Segment Open

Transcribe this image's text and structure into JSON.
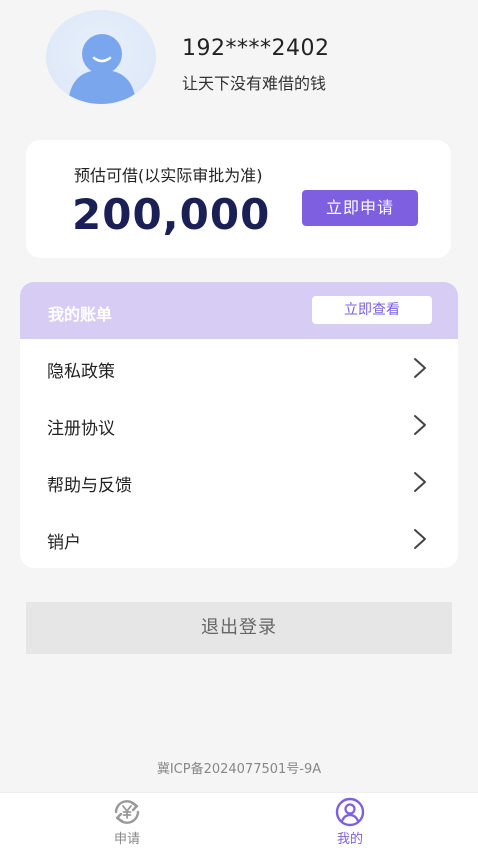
{
  "profile": {
    "phone": "192****2402",
    "slogan": "让天下没有难借的钱",
    "avatar_icon": "user-avatar-icon"
  },
  "loan": {
    "label": "预估可借(以实际审批为准)",
    "amount": "200,000",
    "apply_label": "立即申请"
  },
  "bill": {
    "title": "我的账单",
    "view_label": "立即查看"
  },
  "menu": [
    {
      "label": "隐私政策",
      "icon": "chevron-right-icon"
    },
    {
      "label": "注册协议",
      "icon": "chevron-right-icon"
    },
    {
      "label": "帮助与反馈",
      "icon": "chevron-right-icon"
    },
    {
      "label": "销户",
      "icon": "chevron-right-icon"
    }
  ],
  "logout_label": "退出登录",
  "icp": "冀ICP备2024077501号-9A",
  "tabs": [
    {
      "label": "申请",
      "icon": "yen-refresh-icon",
      "active": false
    },
    {
      "label": "我的",
      "icon": "user-circle-icon",
      "active": true
    }
  ],
  "colors": {
    "accent": "#7e5fe0",
    "bill_bar": "#d7cdf4",
    "amount_text": "#1a1f55",
    "background": "#f5f5f5"
  }
}
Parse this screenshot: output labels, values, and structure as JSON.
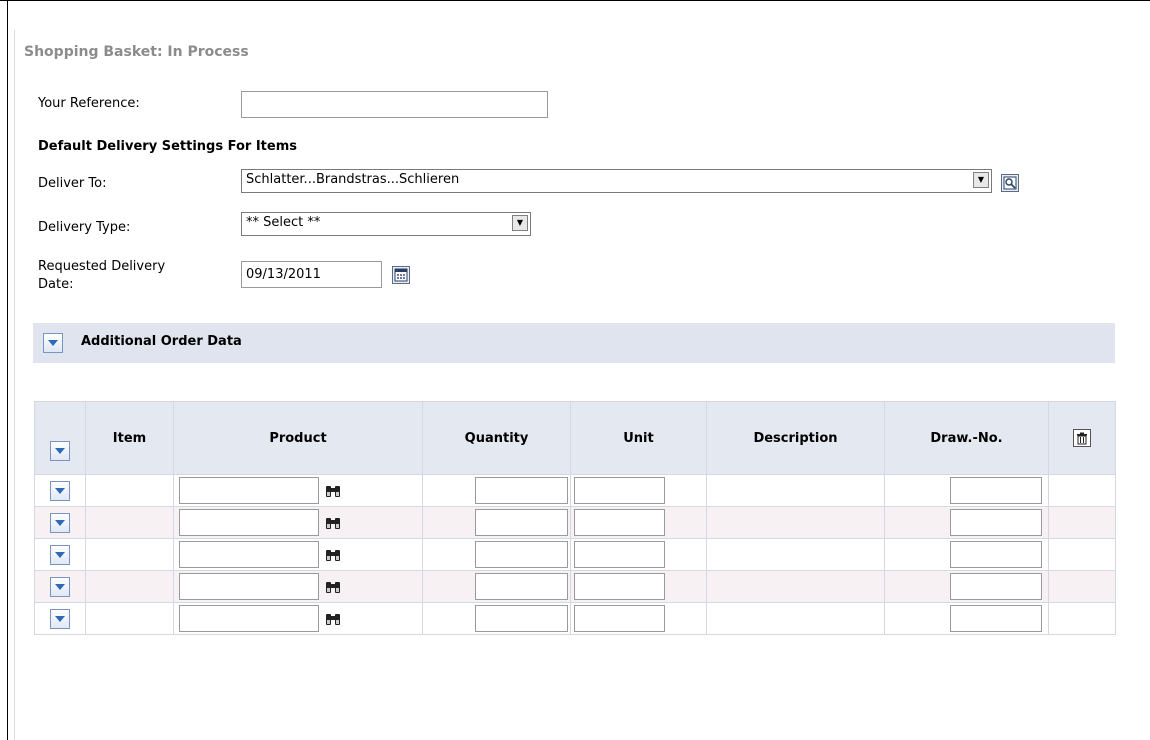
{
  "page": {
    "title": "Shopping Basket: In Process"
  },
  "form": {
    "reference_label": "Your Reference:",
    "reference_value": "",
    "defaults_heading": "Default Delivery Settings For Items",
    "deliver_to_label": "Deliver To:",
    "deliver_to_value": "Schlatter...Brandstras...Schlieren",
    "delivery_type_label": "Delivery Type:",
    "delivery_type_value": "** Select **",
    "requested_date_label_line1": "Requested Delivery",
    "requested_date_label_line2": "Date:",
    "requested_date_value": "09/13/2011"
  },
  "additional_section": {
    "title": "Additional Order Data"
  },
  "table": {
    "headers": {
      "item": "Item",
      "product": "Product",
      "quantity": "Quantity",
      "unit": "Unit",
      "description": "Description",
      "draw_no": "Draw.-No."
    },
    "rows": [
      {
        "item": "",
        "product": "",
        "quantity": "",
        "unit": "",
        "description": "",
        "draw_no": ""
      },
      {
        "item": "",
        "product": "",
        "quantity": "",
        "unit": "",
        "description": "",
        "draw_no": ""
      },
      {
        "item": "",
        "product": "",
        "quantity": "",
        "unit": "",
        "description": "",
        "draw_no": ""
      },
      {
        "item": "",
        "product": "",
        "quantity": "",
        "unit": "",
        "description": "",
        "draw_no": ""
      },
      {
        "item": "",
        "product": "",
        "quantity": "",
        "unit": "",
        "description": "",
        "draw_no": ""
      }
    ]
  },
  "icons": {
    "deliver_to_lookup": "address-lookup-icon",
    "calendar": "calendar-icon",
    "expand": "chevron-down-icon",
    "delete": "trash-icon",
    "product_search": "binoculars-icon"
  },
  "colors": {
    "section_bar": "#dfe4ef",
    "header_bg": "#e4e8f1",
    "alt_row": "#f8f1f3",
    "title_gray": "#8c8c8c"
  }
}
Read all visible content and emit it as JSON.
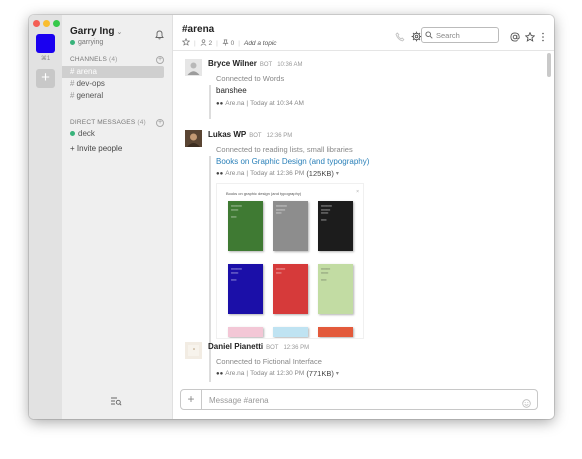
{
  "workspace": {
    "shortcut": "⌘1",
    "add_label": "+",
    "accent_color": "#1a00f0"
  },
  "sidebar": {
    "team_name": "Garry Ing",
    "team_caret": "⌄",
    "username": "garrying",
    "channels_header": "CHANNELS",
    "channels_count": "(4)",
    "channels": [
      {
        "label": "arena",
        "active": true
      },
      {
        "label": "dev-ops",
        "active": false
      },
      {
        "label": "general",
        "active": false
      }
    ],
    "dm_header": "DIRECT MESSAGES",
    "dm_count": "(4)",
    "dms": [
      {
        "label": "deck"
      }
    ],
    "invite_label": "+ Invite people"
  },
  "header": {
    "channel_title": "#arena",
    "members_count": "2",
    "pins_count": "0",
    "topic_placeholder": "Add a topic",
    "search_placeholder": "Search"
  },
  "messages": [
    {
      "author": "Bryce Wilner",
      "bot_tag": "BOT",
      "time": "10:36 AM",
      "pretext": "Connected to Words",
      "text": "banshee",
      "footer_source": "Are.na",
      "footer_time": "Today at 10:34 AM"
    },
    {
      "author": "Lukas WP",
      "bot_tag": "BOT",
      "time": "12:36 PM",
      "pretext": "Connected to reading lists, small libraries",
      "link": "Books on Graphic Design (and typography)",
      "footer_source": "Are.na",
      "footer_time": "Today at 12:36 PM",
      "footer_size": "(125KB)",
      "preview_title": "Books on graphic design (and typography)"
    },
    {
      "author": "Daniel Pianetti",
      "bot_tag": "BOT",
      "time": "12:36 PM",
      "pretext": "Connected to Fictional Interface",
      "footer_source": "Are.na",
      "footer_time": "Today at 12:30 PM",
      "footer_size": "(771KB)"
    }
  ],
  "composer": {
    "placeholder": "Message #arena",
    "plus_label": "+"
  }
}
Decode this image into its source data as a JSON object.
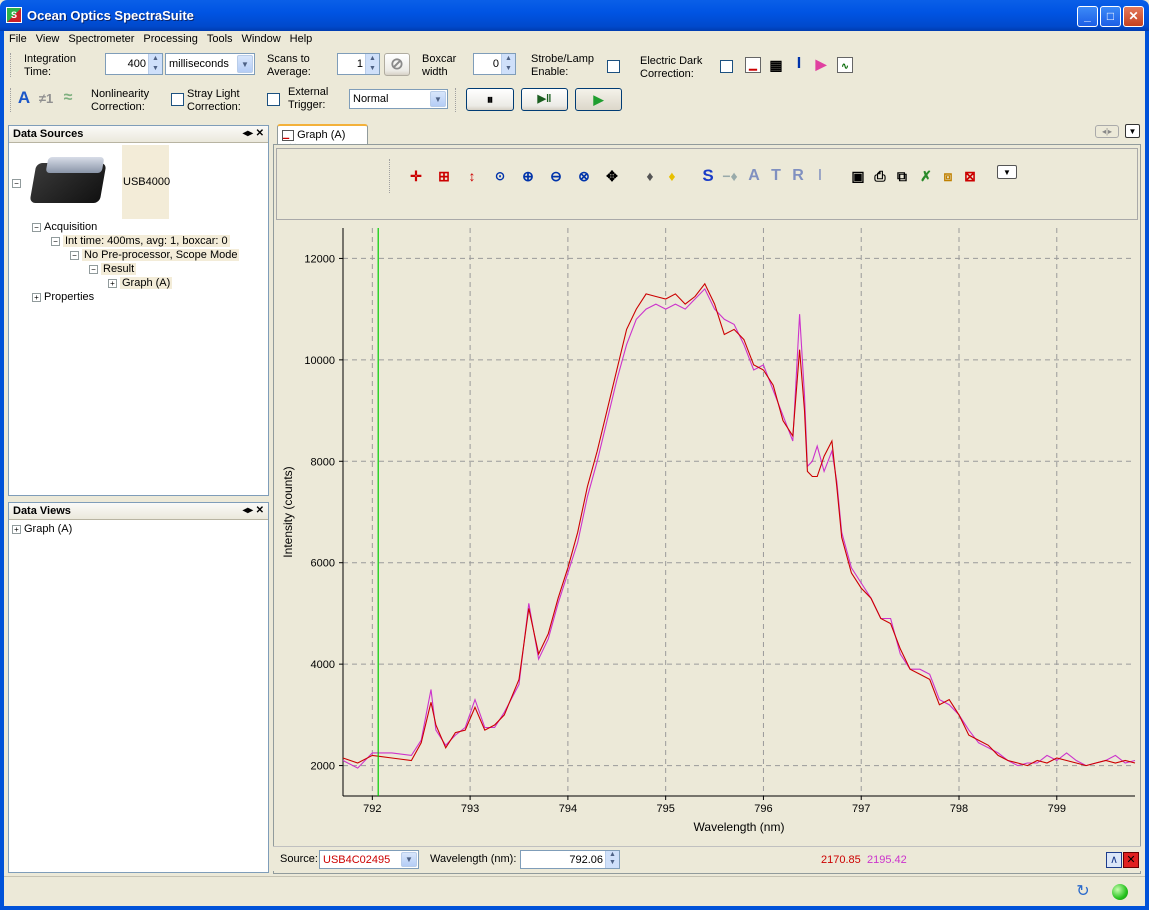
{
  "window": {
    "title": "Ocean Optics SpectraSuite",
    "minimize": "_",
    "maximize": "□",
    "close": "✕"
  },
  "menu": [
    "File",
    "View",
    "Spectrometer",
    "Processing",
    "Tools",
    "Window",
    "Help"
  ],
  "toolbar": {
    "integration_time_label1": "Integration",
    "integration_time_label2": "Time:",
    "integration_time_value": "400",
    "integration_unit": "milliseconds",
    "scans_label1": "Scans to",
    "scans_label2": "Average:",
    "scans_value": "1",
    "boxcar_label1": "Boxcar",
    "boxcar_label2": "width",
    "boxcar_value": "0",
    "strobe_label1": "Strobe/Lamp",
    "strobe_label2": "Enable:",
    "dark_label1": "Electric Dark",
    "dark_label2": "Correction:",
    "nonlin_label1": "Nonlinearity",
    "nonlin_label2": "Correction:",
    "stray_label1": "Stray Light",
    "stray_label2": "Correction:",
    "trigger_label1": "External",
    "trigger_label2": "Trigger:",
    "trigger_value": "Normal",
    "pause_icon": "⏸",
    "step_icon": "▶‖",
    "play_icon": "▶"
  },
  "data_sources": {
    "title": "Data Sources",
    "device": "USB4000",
    "acquisition": "Acquisition",
    "int_info": "Int time: 400ms, avg: 1, boxcar: 0",
    "preproc": "No Pre-processor, Scope Mode",
    "result": "Result",
    "graph": "Graph (A)",
    "properties": "Properties"
  },
  "data_views": {
    "title": "Data Views",
    "graph": "Graph (A)"
  },
  "graph_tab": {
    "label": "Graph (A)"
  },
  "status": {
    "source_label": "Source:",
    "source_value": "USB4C02495",
    "wavelength_label": "Wavelength (nm):",
    "wavelength_value": "792.06",
    "reading1": "2170.85",
    "reading2": "2195.42"
  },
  "colors": {
    "series_red": "#cc0000",
    "series_magenta": "#cc33cc",
    "cursor": "#00cc00",
    "plot_bg": "#ece9d8"
  },
  "chart_data": {
    "type": "line",
    "xlabel": "Wavelength (nm)",
    "ylabel": "Intensity (counts)",
    "xlim": [
      791.7,
      799.8
    ],
    "ylim": [
      1400,
      12600
    ],
    "xticks": [
      792,
      793,
      794,
      795,
      796,
      797,
      798,
      799
    ],
    "yticks": [
      2000,
      4000,
      6000,
      8000,
      10000,
      12000
    ],
    "grid": true,
    "cursor_x": 792.06,
    "series": [
      {
        "color": "#cc0000",
        "x": [
          791.7,
          791.85,
          792.0,
          792.2,
          792.4,
          792.5,
          792.6,
          792.65,
          792.75,
          792.85,
          792.95,
          793.05,
          793.15,
          793.25,
          793.35,
          793.5,
          793.6,
          793.7,
          793.8,
          793.9,
          794.0,
          794.1,
          794.2,
          794.3,
          794.4,
          794.5,
          794.6,
          794.7,
          794.8,
          794.9,
          795.0,
          795.1,
          795.2,
          795.3,
          795.4,
          795.5,
          795.6,
          795.7,
          795.8,
          795.9,
          796.0,
          796.1,
          796.2,
          796.3,
          796.37,
          796.42,
          796.45,
          796.5,
          796.55,
          796.62,
          796.7,
          796.75,
          796.8,
          796.9,
          797.0,
          797.1,
          797.2,
          797.3,
          797.4,
          797.5,
          797.6,
          797.7,
          797.8,
          797.9,
          798.0,
          798.1,
          798.2,
          798.3,
          798.4,
          798.5,
          798.6,
          798.7,
          798.8,
          798.9,
          799.0,
          799.1,
          799.2,
          799.3,
          799.4,
          799.5,
          799.6,
          799.7,
          799.8
        ],
        "values": [
          2150,
          2050,
          2200,
          2150,
          2100,
          2450,
          3250,
          2800,
          2350,
          2650,
          2700,
          3150,
          2700,
          2800,
          3000,
          3700,
          5100,
          4200,
          4600,
          5300,
          5900,
          6600,
          7500,
          8200,
          9000,
          9800,
          10600,
          11000,
          11300,
          11250,
          11200,
          11300,
          11100,
          11250,
          11500,
          11100,
          10500,
          10600,
          10400,
          9900,
          9800,
          9500,
          8800,
          8500,
          10200,
          9000,
          7800,
          7700,
          7700,
          8100,
          8400,
          7500,
          6500,
          5800,
          5500,
          5300,
          4900,
          4800,
          4300,
          3900,
          3800,
          3700,
          3200,
          3300,
          3000,
          2600,
          2500,
          2400,
          2200,
          2100,
          2050,
          2000,
          2100,
          2050,
          2150,
          2100,
          2050,
          2000,
          2050,
          2100,
          2050,
          2100,
          2050
        ]
      },
      {
        "color": "#cc33cc",
        "x": [
          791.7,
          791.85,
          792.0,
          792.2,
          792.4,
          792.5,
          792.6,
          792.65,
          792.75,
          792.85,
          792.95,
          793.05,
          793.15,
          793.25,
          793.35,
          793.5,
          793.6,
          793.7,
          793.8,
          793.9,
          794.0,
          794.1,
          794.2,
          794.3,
          794.4,
          794.5,
          794.6,
          794.7,
          794.8,
          794.9,
          795.0,
          795.1,
          795.2,
          795.3,
          795.4,
          795.5,
          795.6,
          795.7,
          795.8,
          795.9,
          796.0,
          796.1,
          796.2,
          796.3,
          796.37,
          796.42,
          796.45,
          796.5,
          796.55,
          796.62,
          796.7,
          796.75,
          796.8,
          796.9,
          797.0,
          797.1,
          797.2,
          797.3,
          797.4,
          797.5,
          797.6,
          797.7,
          797.8,
          797.9,
          798.0,
          798.1,
          798.2,
          798.3,
          798.4,
          798.5,
          798.6,
          798.7,
          798.8,
          798.9,
          799.0,
          799.1,
          799.2,
          799.3,
          799.4,
          799.5,
          799.6,
          799.7,
          799.8
        ],
        "values": [
          2100,
          1950,
          2250,
          2250,
          2200,
          2500,
          3500,
          2700,
          2400,
          2600,
          2750,
          3300,
          2750,
          2750,
          3050,
          3600,
          5200,
          4100,
          4500,
          5200,
          5800,
          6400,
          7300,
          8000,
          8800,
          9600,
          10300,
          10800,
          11000,
          11100,
          11000,
          11100,
          11000,
          11200,
          11400,
          11000,
          10800,
          10700,
          10300,
          9800,
          9900,
          9400,
          8900,
          8400,
          10900,
          9300,
          7900,
          8000,
          8300,
          7800,
          8200,
          7600,
          6600,
          5900,
          5600,
          5300,
          4900,
          4900,
          4200,
          3900,
          3900,
          3800,
          3300,
          3200,
          3000,
          2700,
          2450,
          2350,
          2250,
          2100,
          2000,
          2050,
          2050,
          2200,
          2100,
          2250,
          2100,
          2000,
          2050,
          2100,
          2200,
          2050,
          2100
        ]
      }
    ]
  }
}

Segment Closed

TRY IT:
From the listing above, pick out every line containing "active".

REPLY TO THE TASK:
      "active": false
      "active": true
        "active": true
        "active": false
        "active": false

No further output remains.